...The book takes as its subject the two years from 1916 to 1918 that O’Keeffe spent working as head of the art department at West Texas State College, often painting at the Palo Duo Canyon in her free time. The watercolor studies produced in this period, of both the landscape she found herself in and of her own nude figure, are at once delicate and powerful, calling on a tradition of working in the medium that began when O’Keeffe was studying.
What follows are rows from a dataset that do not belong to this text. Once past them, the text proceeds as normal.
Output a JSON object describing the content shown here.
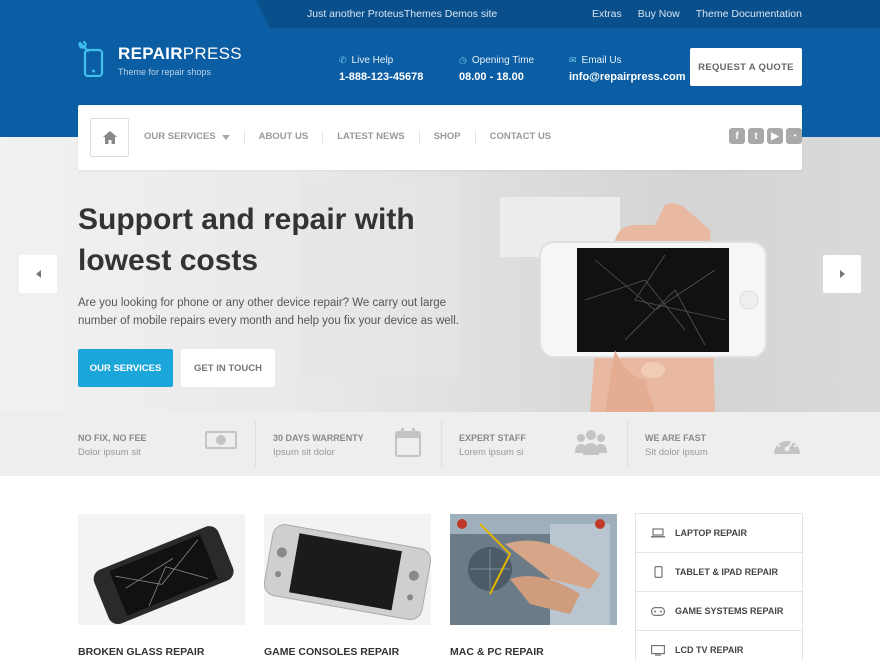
{
  "topbar": {
    "tagline": "Just another ProteusThemes Demos site",
    "links": [
      "Extras",
      "Buy Now",
      "Theme Documentation"
    ]
  },
  "logo": {
    "title_bold": "REPAIR",
    "title_thin": "PRESS",
    "subtitle": "Theme for repair shops"
  },
  "contacts": [
    {
      "label": "Live Help",
      "value": "1-888-123-45678",
      "icon": "phone-icon"
    },
    {
      "label": "Opening Time",
      "value": "08.00 - 18.00",
      "icon": "clock-icon"
    },
    {
      "label": "Email Us",
      "value": "info@repairpress.com",
      "icon": "chat-icon"
    }
  ],
  "quote_button": "REQUEST A QUOTE",
  "nav": {
    "items": [
      "OUR SERVICES",
      "ABOUT US",
      "LATEST NEWS",
      "SHOP",
      "CONTACT US"
    ],
    "socials": [
      "facebook-icon",
      "twitter-icon",
      "youtube-icon",
      "rss-icon"
    ]
  },
  "hero": {
    "title_line1": "Support and repair with",
    "title_line2": "lowest costs",
    "text": "Are you looking for phone or any other device repair? We carry out large number of mobile repairs every month and help you fix your device as well.",
    "primary_button": "OUR SERVICES",
    "secondary_button": "GET IN TOUCH"
  },
  "features": [
    {
      "title": "NO FIX, NO FEE",
      "subtitle": "Dolor ipsum sit",
      "icon": "money-icon"
    },
    {
      "title": "30 DAYS WARRENTY",
      "subtitle": "Ipsum sit dolor",
      "icon": "calendar-icon"
    },
    {
      "title": "EXPERT STAFF",
      "subtitle": "Lorem ipsum si",
      "icon": "group-icon"
    },
    {
      "title": "WE ARE FAST",
      "subtitle": "Sit dolor ipsum",
      "icon": "dashboard-icon"
    }
  ],
  "cards": [
    {
      "caption": "BROKEN GLASS REPAIR"
    },
    {
      "caption": "GAME CONSOLES REPAIR"
    },
    {
      "caption": "MAC & PC REPAIR"
    }
  ],
  "sidebar": [
    {
      "label": "LAPTOP REPAIR",
      "icon": "laptop-icon"
    },
    {
      "label": "TABLET & IPAD REPAIR",
      "icon": "tablet-icon"
    },
    {
      "label": "GAME SYSTEMS REPAIR",
      "icon": "gamepad-icon"
    },
    {
      "label": "LCD TV REPAIR",
      "icon": "tv-icon"
    }
  ],
  "colors": {
    "header_blue": "#0b5ea3",
    "accent": "#1ba6d9"
  }
}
As a small child she was taught to paint by a local watercolor artist in her hometown of Sun Prairie, Wisconsin. Later, in 1908, on a visit to New York, she stopped in at an exhibition of Rodin’s watercolors at Midtown gallery 291, a space owned by Alfred Stieglitz, the man who was later to become her husband and great artistic collaborator. This period from 1916-18 was a key one in terms of her creative development. “These years mark a period of radical innovation for the artist, during which she firmly established her commitment to abstraction,” Radius explains. “O’Keeffe’s watercolors explore the texture and landscape of the Texas desert and the artist’s own body in an exceptionally fragile and sensitive medium, representing a substantial achievement in their own right.”